Material shown >>

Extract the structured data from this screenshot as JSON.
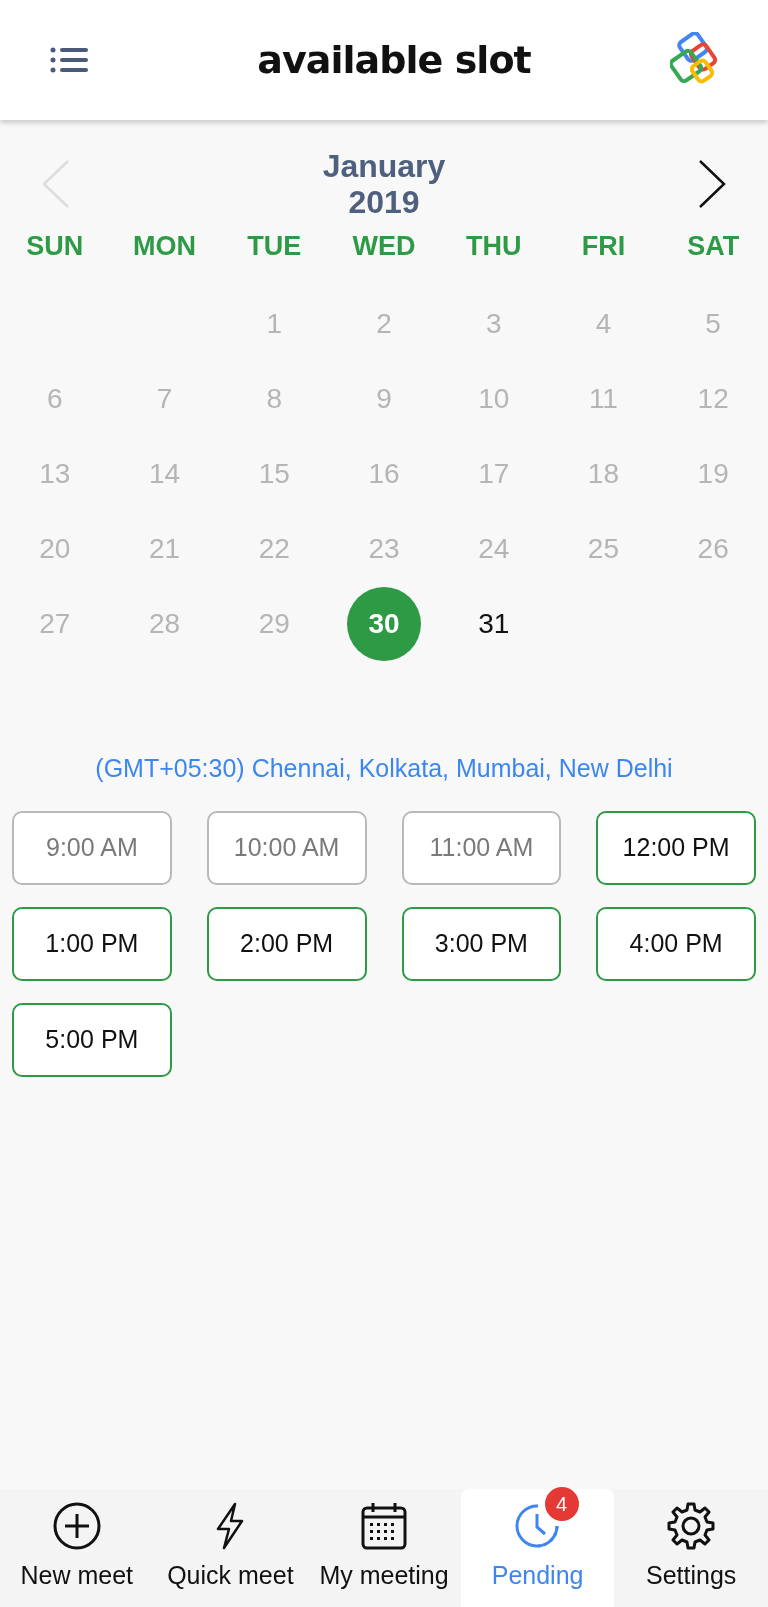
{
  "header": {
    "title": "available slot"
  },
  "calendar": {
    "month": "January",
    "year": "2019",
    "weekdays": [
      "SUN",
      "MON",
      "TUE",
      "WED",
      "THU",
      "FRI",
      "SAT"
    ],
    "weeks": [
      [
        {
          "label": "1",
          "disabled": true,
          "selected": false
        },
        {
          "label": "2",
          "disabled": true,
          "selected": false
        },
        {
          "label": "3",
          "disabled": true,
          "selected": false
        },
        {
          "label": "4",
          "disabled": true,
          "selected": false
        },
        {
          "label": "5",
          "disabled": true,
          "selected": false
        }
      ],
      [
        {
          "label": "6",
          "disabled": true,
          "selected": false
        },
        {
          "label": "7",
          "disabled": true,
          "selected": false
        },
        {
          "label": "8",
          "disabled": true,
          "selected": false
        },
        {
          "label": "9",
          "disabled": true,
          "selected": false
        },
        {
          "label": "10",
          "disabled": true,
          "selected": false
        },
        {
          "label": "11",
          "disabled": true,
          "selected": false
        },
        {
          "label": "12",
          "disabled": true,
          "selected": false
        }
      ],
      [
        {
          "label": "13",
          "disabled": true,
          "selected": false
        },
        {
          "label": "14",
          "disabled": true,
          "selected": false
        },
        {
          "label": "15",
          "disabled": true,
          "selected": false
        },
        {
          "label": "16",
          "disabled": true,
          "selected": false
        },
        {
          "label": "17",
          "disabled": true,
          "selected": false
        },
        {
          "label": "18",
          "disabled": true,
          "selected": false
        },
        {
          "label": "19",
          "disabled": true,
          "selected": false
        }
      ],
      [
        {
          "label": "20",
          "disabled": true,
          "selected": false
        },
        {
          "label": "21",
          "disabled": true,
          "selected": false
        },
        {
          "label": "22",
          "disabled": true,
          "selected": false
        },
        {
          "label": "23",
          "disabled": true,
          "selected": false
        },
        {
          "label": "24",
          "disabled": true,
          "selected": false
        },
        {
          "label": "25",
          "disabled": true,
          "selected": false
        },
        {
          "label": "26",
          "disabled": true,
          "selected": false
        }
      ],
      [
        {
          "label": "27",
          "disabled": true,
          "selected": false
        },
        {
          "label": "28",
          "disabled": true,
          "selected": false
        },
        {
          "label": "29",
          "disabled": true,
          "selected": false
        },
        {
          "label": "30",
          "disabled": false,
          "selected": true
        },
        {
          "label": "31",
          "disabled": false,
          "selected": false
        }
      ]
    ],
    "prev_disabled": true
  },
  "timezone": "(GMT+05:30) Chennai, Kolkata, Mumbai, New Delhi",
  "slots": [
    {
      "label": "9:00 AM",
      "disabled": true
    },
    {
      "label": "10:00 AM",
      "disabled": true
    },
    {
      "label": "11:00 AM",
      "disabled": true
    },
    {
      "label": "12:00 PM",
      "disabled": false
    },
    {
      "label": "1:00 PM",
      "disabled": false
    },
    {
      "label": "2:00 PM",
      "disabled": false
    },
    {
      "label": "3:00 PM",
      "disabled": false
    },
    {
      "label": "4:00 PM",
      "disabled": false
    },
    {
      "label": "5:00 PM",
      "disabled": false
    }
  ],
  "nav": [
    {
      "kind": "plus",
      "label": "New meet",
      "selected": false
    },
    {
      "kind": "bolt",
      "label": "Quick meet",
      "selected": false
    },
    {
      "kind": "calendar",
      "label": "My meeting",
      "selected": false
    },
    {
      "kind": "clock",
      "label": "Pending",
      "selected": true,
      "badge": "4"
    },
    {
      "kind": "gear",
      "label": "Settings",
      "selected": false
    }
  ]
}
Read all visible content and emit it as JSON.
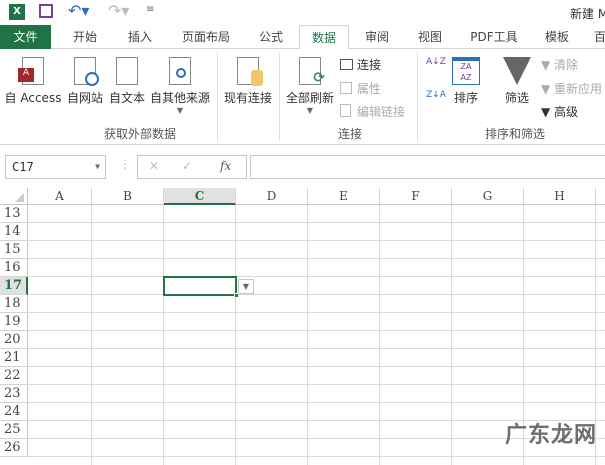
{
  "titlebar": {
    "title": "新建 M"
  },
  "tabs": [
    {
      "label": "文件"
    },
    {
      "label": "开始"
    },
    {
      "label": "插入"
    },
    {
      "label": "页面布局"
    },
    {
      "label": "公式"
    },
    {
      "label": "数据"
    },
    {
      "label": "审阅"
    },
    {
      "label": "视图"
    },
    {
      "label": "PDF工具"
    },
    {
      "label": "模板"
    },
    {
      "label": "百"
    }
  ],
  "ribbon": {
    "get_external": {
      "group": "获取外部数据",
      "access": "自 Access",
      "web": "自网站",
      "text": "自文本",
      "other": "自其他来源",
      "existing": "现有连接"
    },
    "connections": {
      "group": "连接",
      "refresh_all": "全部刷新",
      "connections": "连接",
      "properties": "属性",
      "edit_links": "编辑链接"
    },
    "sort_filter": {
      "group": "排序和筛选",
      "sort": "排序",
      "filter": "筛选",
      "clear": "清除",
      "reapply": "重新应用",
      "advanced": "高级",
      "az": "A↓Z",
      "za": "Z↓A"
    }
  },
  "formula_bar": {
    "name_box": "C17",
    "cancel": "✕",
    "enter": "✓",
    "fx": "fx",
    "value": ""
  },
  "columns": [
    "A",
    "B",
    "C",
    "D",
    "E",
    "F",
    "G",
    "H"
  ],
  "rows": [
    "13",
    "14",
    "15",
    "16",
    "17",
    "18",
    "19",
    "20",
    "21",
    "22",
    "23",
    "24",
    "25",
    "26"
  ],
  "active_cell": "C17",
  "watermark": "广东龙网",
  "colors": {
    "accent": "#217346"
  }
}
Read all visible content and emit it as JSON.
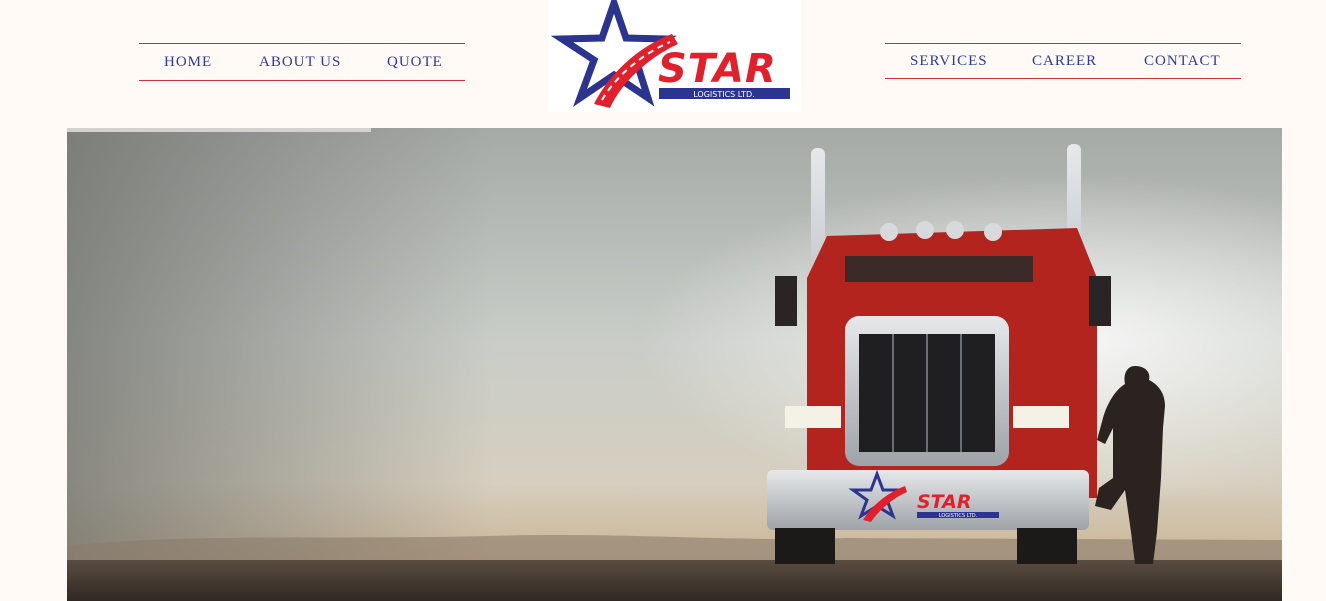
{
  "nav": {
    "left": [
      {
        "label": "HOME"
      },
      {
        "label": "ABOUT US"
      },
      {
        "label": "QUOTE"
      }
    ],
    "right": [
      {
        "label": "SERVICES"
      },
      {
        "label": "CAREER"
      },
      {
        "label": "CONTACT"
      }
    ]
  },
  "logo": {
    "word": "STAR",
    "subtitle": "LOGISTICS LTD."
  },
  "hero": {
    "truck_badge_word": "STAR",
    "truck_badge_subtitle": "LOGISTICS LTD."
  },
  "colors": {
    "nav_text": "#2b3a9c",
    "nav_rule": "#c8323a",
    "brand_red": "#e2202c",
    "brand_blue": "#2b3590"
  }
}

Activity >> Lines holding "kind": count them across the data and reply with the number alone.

Output for this task >> 5